At age 16, I walked into my small town’s local newspaper and asked if I could write for them. The owner had no staff writers, and she agreed to turn me loose on a story.
I wrote about a local business and went on to write about many more. At the time, I regularly studied good writing, in school and in everything I read.
Twenty-six years later, I still write about businesses, now as a case study copywriter. But while I have been working IN writing, I haven’t always worked ON my writing.
Daily writing is only part of improving as a writer. You also need conscious effort and external influences – worthy examples and honest peer feedback – to move forward.
It’s just in the past couple of years that I have started working on my writing again. I study how news and feature stories are written. I analyze other copywriting. And I’m taking a writing class this fall.
I also took the step of getting feedback on the occasional case study from a seasoned magazine and book author – and my writing immediately improved. How? I learned I was leaving out a big ingredient that would make my writing more interesting: details.
Mental Pics for Readers
Over the past year, I’ve written 20 or so success stories on copywriters trained by American Writers and Artists, Inc. (AWAI). In showing the evolution of their writing careers, I discovered countless opportunities for detail.
Instead of saying, “She’s been writing since she was a child,” I learned to say, “She started writing horse stories in her Hello Kitty notebook in third grade.”
I could say, “She did odd jobs to make ends meet,” or “She organized shoes at Macy’s and spun Blizzards at Dairy Queen.”
See how detail takes a statement from “telling” to crafting a picture for the reader?
What about Tech Case Studies?
In case studies about technology, adding detail doesn’t mean more technical detail.

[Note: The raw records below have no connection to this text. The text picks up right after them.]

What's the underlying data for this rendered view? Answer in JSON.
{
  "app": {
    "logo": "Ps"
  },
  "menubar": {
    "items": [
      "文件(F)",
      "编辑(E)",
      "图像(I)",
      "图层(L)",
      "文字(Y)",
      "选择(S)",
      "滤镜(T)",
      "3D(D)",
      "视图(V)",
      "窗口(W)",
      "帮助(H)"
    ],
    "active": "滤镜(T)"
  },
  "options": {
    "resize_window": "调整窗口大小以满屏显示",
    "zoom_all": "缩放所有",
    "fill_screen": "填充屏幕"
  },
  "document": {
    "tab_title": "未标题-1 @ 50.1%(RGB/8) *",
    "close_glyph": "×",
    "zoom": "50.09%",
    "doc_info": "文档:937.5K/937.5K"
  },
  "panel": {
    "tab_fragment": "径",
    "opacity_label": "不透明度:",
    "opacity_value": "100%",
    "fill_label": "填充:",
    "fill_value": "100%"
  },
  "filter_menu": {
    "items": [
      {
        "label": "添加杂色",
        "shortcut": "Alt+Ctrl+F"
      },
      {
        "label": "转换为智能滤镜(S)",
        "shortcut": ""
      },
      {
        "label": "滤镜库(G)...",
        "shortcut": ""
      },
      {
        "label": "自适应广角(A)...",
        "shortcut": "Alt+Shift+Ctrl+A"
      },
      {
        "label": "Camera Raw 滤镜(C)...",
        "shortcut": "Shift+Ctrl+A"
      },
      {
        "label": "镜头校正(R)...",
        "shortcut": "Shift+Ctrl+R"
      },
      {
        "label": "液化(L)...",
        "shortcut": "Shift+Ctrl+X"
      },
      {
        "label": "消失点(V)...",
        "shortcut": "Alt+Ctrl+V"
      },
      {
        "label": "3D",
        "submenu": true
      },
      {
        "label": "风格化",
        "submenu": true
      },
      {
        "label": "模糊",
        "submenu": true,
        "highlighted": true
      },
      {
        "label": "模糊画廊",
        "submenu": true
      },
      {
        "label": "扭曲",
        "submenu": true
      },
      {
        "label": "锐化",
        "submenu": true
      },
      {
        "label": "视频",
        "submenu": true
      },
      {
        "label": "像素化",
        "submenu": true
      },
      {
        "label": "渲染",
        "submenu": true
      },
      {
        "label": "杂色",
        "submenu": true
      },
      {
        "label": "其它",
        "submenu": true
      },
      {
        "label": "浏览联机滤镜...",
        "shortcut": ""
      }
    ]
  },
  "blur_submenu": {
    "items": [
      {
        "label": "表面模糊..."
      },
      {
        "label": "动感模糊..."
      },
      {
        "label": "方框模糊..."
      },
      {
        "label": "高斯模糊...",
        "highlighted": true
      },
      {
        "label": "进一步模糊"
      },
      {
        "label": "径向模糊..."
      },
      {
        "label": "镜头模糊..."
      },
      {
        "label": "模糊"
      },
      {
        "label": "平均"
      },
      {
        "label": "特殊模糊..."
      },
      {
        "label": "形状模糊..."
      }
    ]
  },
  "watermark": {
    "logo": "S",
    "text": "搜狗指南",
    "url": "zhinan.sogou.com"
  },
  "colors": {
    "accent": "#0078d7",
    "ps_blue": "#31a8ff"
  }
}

Leave those in Tech Specs boxes on the website or in data sheets, not within a narrative. Keep a customer case study focused on the customer’s experience.
In a tech case study, adding detail looks something like this:
“It took marketing teams days or weeks to pull all the data they needed for a campaign.”
Instead of this…
“Marketing teams were slow to get campaigns out the door.”
“The school upgraded its entire computer lab for one-third the cost it would have spent on traditional PCs.”
Instead of this…
The school upgraded its computer lab for significantly less cost compared to traditional PCs.”
In a recent case study I wrote for a large B2B company, I included numerous details about the featured customer, a sports stadium:
- How many people packed the stadium for its biggest-ever event
- The number of photographers and journalists in attendance
- How slow Internet previously forced journalists to go inside to transmit their photos and stories
- How much VIP guests paid for their tickets
- Who won the game!
It’s in the details that stories fully form and remain in readers’ minds.
What details can you add to your writing – today?